Roy Hodgson watched England labour into the knockout rounds of Euro 2016 with a stalemate against Slovakia yesterday morning (Singapore time), then warned possible opponents there is much more to come from his side.
The England boss changed six of his starting 11 for the final Group B match in St Etienne and, while they dictated play for long periods, they could not produce a finish worthy of the points.
Jamie Vardy had a one-on-one chance saved and substitute Dele Alli had an effort cleared off the line, but that was scant reward for their control of possession and territory.
A point left them behind table-topping neighbours Wales in the standings and should hand them a tougher draw - starting with one of Portugal, Hungary, Iceland or Austria in the last 16.
But Hodgson was happy with much of what he saw and feels the missing ingredient - precision in front of goal - is close at hand.
"We're not doomed yet," he said.
"We can't do much more, we dominated the game from start to finish, we had so many chances and one day we will put them away.

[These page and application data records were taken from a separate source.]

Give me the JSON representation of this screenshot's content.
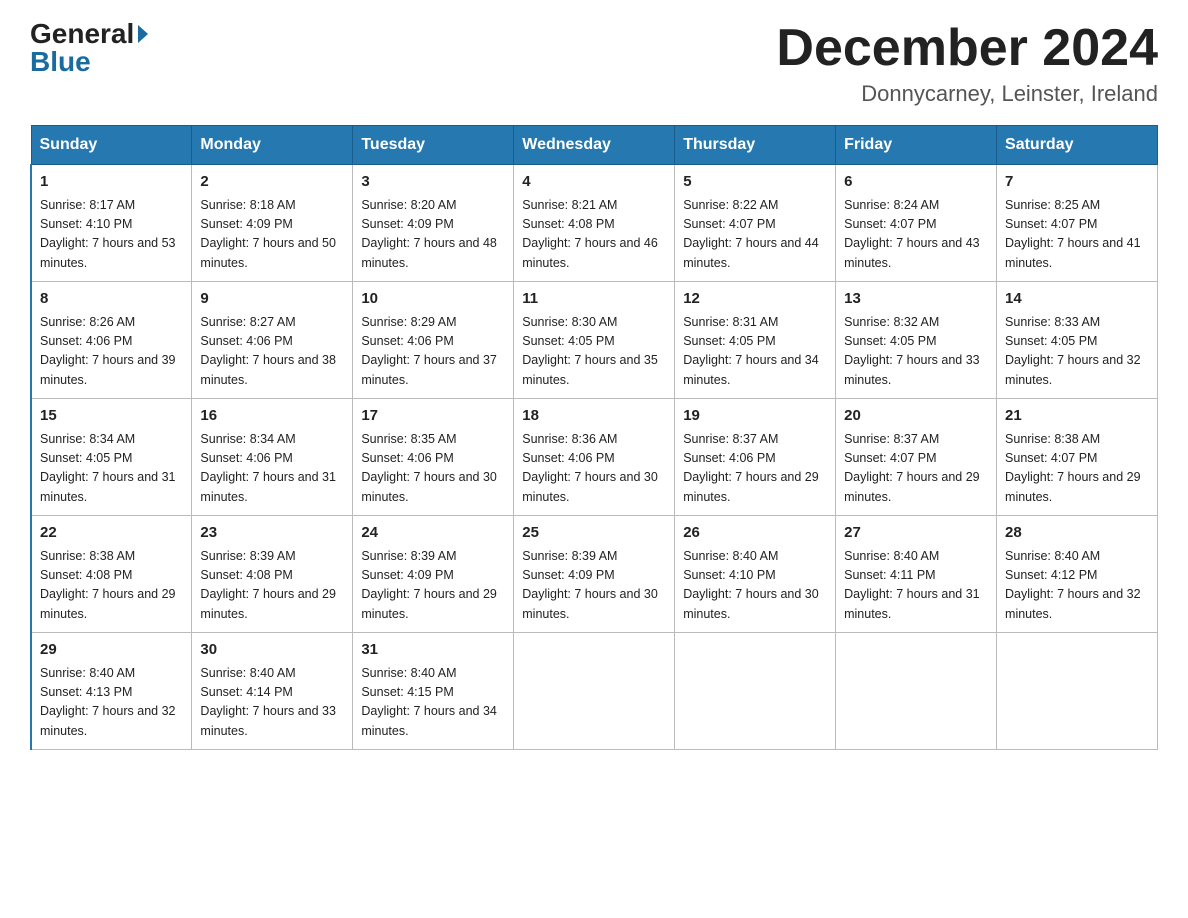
{
  "header": {
    "logo_general": "General",
    "logo_blue": "Blue",
    "month_title": "December 2024",
    "location": "Donnycarney, Leinster, Ireland"
  },
  "weekdays": [
    "Sunday",
    "Monday",
    "Tuesday",
    "Wednesday",
    "Thursday",
    "Friday",
    "Saturday"
  ],
  "weeks": [
    [
      {
        "day": "1",
        "sunrise": "8:17 AM",
        "sunset": "4:10 PM",
        "daylight": "7 hours and 53 minutes."
      },
      {
        "day": "2",
        "sunrise": "8:18 AM",
        "sunset": "4:09 PM",
        "daylight": "7 hours and 50 minutes."
      },
      {
        "day": "3",
        "sunrise": "8:20 AM",
        "sunset": "4:09 PM",
        "daylight": "7 hours and 48 minutes."
      },
      {
        "day": "4",
        "sunrise": "8:21 AM",
        "sunset": "4:08 PM",
        "daylight": "7 hours and 46 minutes."
      },
      {
        "day": "5",
        "sunrise": "8:22 AM",
        "sunset": "4:07 PM",
        "daylight": "7 hours and 44 minutes."
      },
      {
        "day": "6",
        "sunrise": "8:24 AM",
        "sunset": "4:07 PM",
        "daylight": "7 hours and 43 minutes."
      },
      {
        "day": "7",
        "sunrise": "8:25 AM",
        "sunset": "4:07 PM",
        "daylight": "7 hours and 41 minutes."
      }
    ],
    [
      {
        "day": "8",
        "sunrise": "8:26 AM",
        "sunset": "4:06 PM",
        "daylight": "7 hours and 39 minutes."
      },
      {
        "day": "9",
        "sunrise": "8:27 AM",
        "sunset": "4:06 PM",
        "daylight": "7 hours and 38 minutes."
      },
      {
        "day": "10",
        "sunrise": "8:29 AM",
        "sunset": "4:06 PM",
        "daylight": "7 hours and 37 minutes."
      },
      {
        "day": "11",
        "sunrise": "8:30 AM",
        "sunset": "4:05 PM",
        "daylight": "7 hours and 35 minutes."
      },
      {
        "day": "12",
        "sunrise": "8:31 AM",
        "sunset": "4:05 PM",
        "daylight": "7 hours and 34 minutes."
      },
      {
        "day": "13",
        "sunrise": "8:32 AM",
        "sunset": "4:05 PM",
        "daylight": "7 hours and 33 minutes."
      },
      {
        "day": "14",
        "sunrise": "8:33 AM",
        "sunset": "4:05 PM",
        "daylight": "7 hours and 32 minutes."
      }
    ],
    [
      {
        "day": "15",
        "sunrise": "8:34 AM",
        "sunset": "4:05 PM",
        "daylight": "7 hours and 31 minutes."
      },
      {
        "day": "16",
        "sunrise": "8:34 AM",
        "sunset": "4:06 PM",
        "daylight": "7 hours and 31 minutes."
      },
      {
        "day": "17",
        "sunrise": "8:35 AM",
        "sunset": "4:06 PM",
        "daylight": "7 hours and 30 minutes."
      },
      {
        "day": "18",
        "sunrise": "8:36 AM",
        "sunset": "4:06 PM",
        "daylight": "7 hours and 30 minutes."
      },
      {
        "day": "19",
        "sunrise": "8:37 AM",
        "sunset": "4:06 PM",
        "daylight": "7 hours and 29 minutes."
      },
      {
        "day": "20",
        "sunrise": "8:37 AM",
        "sunset": "4:07 PM",
        "daylight": "7 hours and 29 minutes."
      },
      {
        "day": "21",
        "sunrise": "8:38 AM",
        "sunset": "4:07 PM",
        "daylight": "7 hours and 29 minutes."
      }
    ],
    [
      {
        "day": "22",
        "sunrise": "8:38 AM",
        "sunset": "4:08 PM",
        "daylight": "7 hours and 29 minutes."
      },
      {
        "day": "23",
        "sunrise": "8:39 AM",
        "sunset": "4:08 PM",
        "daylight": "7 hours and 29 minutes."
      },
      {
        "day": "24",
        "sunrise": "8:39 AM",
        "sunset": "4:09 PM",
        "daylight": "7 hours and 29 minutes."
      },
      {
        "day": "25",
        "sunrise": "8:39 AM",
        "sunset": "4:09 PM",
        "daylight": "7 hours and 30 minutes."
      },
      {
        "day": "26",
        "sunrise": "8:40 AM",
        "sunset": "4:10 PM",
        "daylight": "7 hours and 30 minutes."
      },
      {
        "day": "27",
        "sunrise": "8:40 AM",
        "sunset": "4:11 PM",
        "daylight": "7 hours and 31 minutes."
      },
      {
        "day": "28",
        "sunrise": "8:40 AM",
        "sunset": "4:12 PM",
        "daylight": "7 hours and 32 minutes."
      }
    ],
    [
      {
        "day": "29",
        "sunrise": "8:40 AM",
        "sunset": "4:13 PM",
        "daylight": "7 hours and 32 minutes."
      },
      {
        "day": "30",
        "sunrise": "8:40 AM",
        "sunset": "4:14 PM",
        "daylight": "7 hours and 33 minutes."
      },
      {
        "day": "31",
        "sunrise": "8:40 AM",
        "sunset": "4:15 PM",
        "daylight": "7 hours and 34 minutes."
      },
      null,
      null,
      null,
      null
    ]
  ]
}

"It has been attack versus defence in all three games and I never thought I'd see England dominate three games like we have done.
"We will be criticised for not taking chances, I can't deny that, but the time will come when we will take those chances, and some team will be on the end of that fairly soon.
"Soon we will make someone pay.
"But we'll wait and see; we're in the knockout phase which is where we wanted to be."
Hodgson appeared piqued by queries over his selection, bristling at the notion that he had rolled the dice by switching more than half of his starting 11.
While Vardy and Daniel Sturridge were widely tipped to start after their game-changing efforts from the bench against Wales, the call to stand down Wayne Rooney, Alli and both fullbacks seemed bold.
"You're saying that had Wayne started, he would have scored the goals the others missed from his left half (midfield) position," he told one inquisitor.
"Wayne and Alli and Harry Kane came on and created chances. The 'six changes' amuses me.
"We finished the game against Wales with Vardy and Sturridge up front and people said that was positive. Now it suddenly becomes six with those two starting."
Hodgson also defended Jack Wilshere (right), who took over Rooney's playmaking role but looked decidedly off colour before being replaced in the 55th minute.
"I realise his performance hasn't been too highly rated in the mass media. I've picked up on that one fairly early doors," he said.
"He's a very good footballer and will be a very important member of our squad.
"If we can stay beyond the next round, you'll be speaking of him in a different light because that's the player he is." - PA Sport.
Hodgson in the spotlight
Press Association Sport takes a look at how manager Roy Hodgson has fared so far.
Starting an out-of-form Raheem Sterling against Russia and Wales was an error.
Harry Kane's inclusion for the opening two matches did not work out and, while numerous changes against Slovakia were criticised, the game produced the most chances of the group stage with Daniel Sturridge and Jamie Vardy leading the line.
Starting Jack Wilshere was a mistake, however. Eric Dier, in the midfield holding role, has justified his selection.
Hodgson has started 4-3-3 in the matches, but has switched to a 4-4-2 diamond formation during some games. His preferred set-up has seen Adam Lallana flourish, although not necessarily providing great width, but Sterling's lack of form saw him struggle.
It worked better in the second half against Wales when he had Vardy, Sturridge and Marcus Rashford as his front three.
Playing Wayne Rooney in a deeper role has had limited success, but first-choice fullbacks Kyle Walker and Danny Rose have provided much-needed width in attack in both formations.
Hodgson has had mixed fortunes with his changes from the bench, as he was praised for hooking the ineffective Sterling but lambasted for taking off Rooney as he tried to close out a win against Russia only to concede a late equaliser in the opener.
By contrast, sending on Sturridge and Vardy at half-time of the Wales game, and later Rashford, to change the game earned praise.
His changes in the Slovakia game were predictable, although not influential enough, although he probably should have removed Wilshere at half-time.